Our study panel began deliberations with significantly divergent
views on the meaning of the concept of “psychological consequences”
and the definition of terrorism. In addition we had many perspectives on
the appropriate preventive and therapeutic roles of public health and
mental health systems with respect to the psychological consequences of
terrorism. We agreed that terrorism affected humans in all walks of life
and that societal terrorists are as diverse as the individuals they terrorize
Technological change is today central to the theory of economic growth (Teixeira and
Fortuna, 2010). It is recognized as an important driver of productivity growth and the
emergence of new products from which consumers derive welfare (Verspagen, 2010).
The charge to the Committee on Crossing the Quality Chasm: Adaptation
to Mental Health and Addictive Disorders was broad, encompassing
health care for both mental and substance-use conditions, the public and
private sectors, and the comprehensive range of issues addressed in the 2001
Institute of Medicine report Crossing the Quality Chasm: A New Health
System for the 21st Century. The committee was pleased to be asked to
address this breadth of issues.
There is now a body of evidence suggesting that the occurrence and
course of schizophrenia are affected by a variety of environmental

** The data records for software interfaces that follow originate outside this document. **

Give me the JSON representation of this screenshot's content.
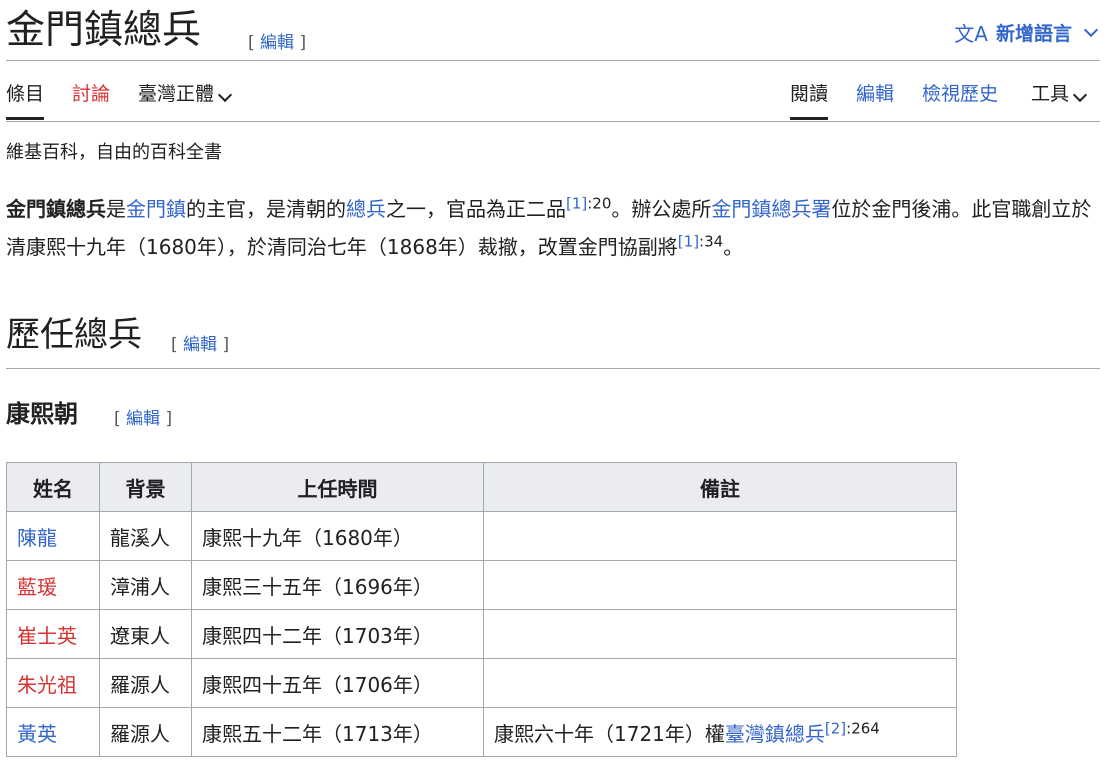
{
  "title": "金門鎮總兵",
  "edit_label": "編輯",
  "bracket_open": "[",
  "bracket_close": "]",
  "lang": {
    "icon": "文A",
    "label": "新增語言"
  },
  "tabs_left": [
    "條目",
    "討論",
    "臺灣正體"
  ],
  "tabs_right": [
    "閱讀",
    "編輯",
    "檢視歷史",
    "工具"
  ],
  "tagline": "維基百科，自由的百科全書",
  "intro": {
    "p1": "金門鎮總兵",
    "p2": "是",
    "p3": "金門鎮",
    "p4": "的主官，是清朝的",
    "p5": "總兵",
    "p6": "之一，官品為正二品",
    "ref1": "[1]",
    "ref1_page": ":20",
    "p7": "。辦公處所",
    "p8": "金門鎮總兵署",
    "p9": "位於金門後浦。此官職創立於清康熙十九年（1680年），於清同治七年（1868年）裁撤，改置金門協副將",
    "ref2": "[1]",
    "ref2_page": ":34",
    "p10": "。"
  },
  "section_title": "歷任總兵",
  "subsection_title": "康熙朝",
  "table": {
    "headers": [
      "姓名",
      "背景",
      "上任時間",
      "備註"
    ],
    "rows": [
      {
        "name": "陳龍",
        "bg": "龍溪人",
        "time": "康熙十九年（1680年）",
        "note": ""
      },
      {
        "name": "藍瑗",
        "bg": "漳浦人",
        "time": "康熙三十五年（1696年）",
        "note": ""
      },
      {
        "name": "崔士英",
        "bg": "遼東人",
        "time": "康熙四十二年（1703年）",
        "note": ""
      },
      {
        "name": "朱光祖",
        "bg": "羅源人",
        "time": "康熙四十五年（1706年）",
        "note": ""
      },
      {
        "name": "黃英",
        "bg": "羅源人",
        "time": "康熙五十二年（1713年）",
        "note_pre": "康熙六十年（1721年）權",
        "note_link": "臺灣鎮總兵",
        "note_ref": "[2]",
        "note_ref_page": ":264"
      }
    ]
  },
  "colors": {
    "link": "#3366cc",
    "redlink": "#d73333",
    "text": "#202122",
    "border": "#a2a9b1",
    "header_bg": "#eaecf0"
  }
}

factors. The Environment of Schizophrenia draws upon our
knowledge of these factors in order to design innovations that will
decrease its incidence and severity, while enhancing the quality of
life for sufferers and their relatives.
Examining environmental forces operating at the individual,
domestic and broad societal levels, Richard Warner proposes feasible
interventions such as...
In the “sleepwalkers” (1964) Arthur Koestler
remarks that “I mistrust the word progress and much
prefer the word evolution simply because progress,
by definition, can never go wrong, whereas evolution
constantly does and so does the evolution of
the ideas. Indeed, it is fascinating to observe
throughout history the evolution of quite a few “ruling”
ideas , moving from gradual acceptance, to
popularization, vulgarization, overextension, collapse
Even though human-induced species extinction presently seems to rank
low on peoples’ attention scale compared to other political and societal
topics, this does not mean that its significance in earth history or its ecological
consequences have diminished in any way. It must repeatedly be
made clear that if current trends continue, within the next one hundred
years half of all our planet’s species will most likely have become extinct.
Violence against children is a global human rights and public health issue, with signiﬁ cant negative
health and social impact on children’s development. The Convention on the Rights of the Child (CRC)
states that all children have the right to be protected against all forms of violence, exploitation and
abuse, including sexual abuse and sexual exploitation.
The short- and long-term consequences of
such violence are severe, not only for those who experience the violence, but also for families and
communities, and constitute a critical societal concern.
The past three decades have seen extraordinary changes in views concerning
the traumatization of children in our society. Attitudes of both mental health
professionals and the public moved from virtual denial of the existence and eff ects of
child abuse in the 1970s to an almost fervid preoccupation with these issues in the 1980s.
Since the 1950s, significant advances in the treatment of pain have resulted in greater relief
for an increasing number of patients. However, the quality of pain care delivery in the United
States continues to fall remarkably short of the current potential for optimal care. Pain
medicine remains fragmented, and the absence of a unified organizational model of pain
medicine hinders the effective provision of an integrated, cost-effective pain care, causing
unnecessary and avoidable human suffering and societal expense.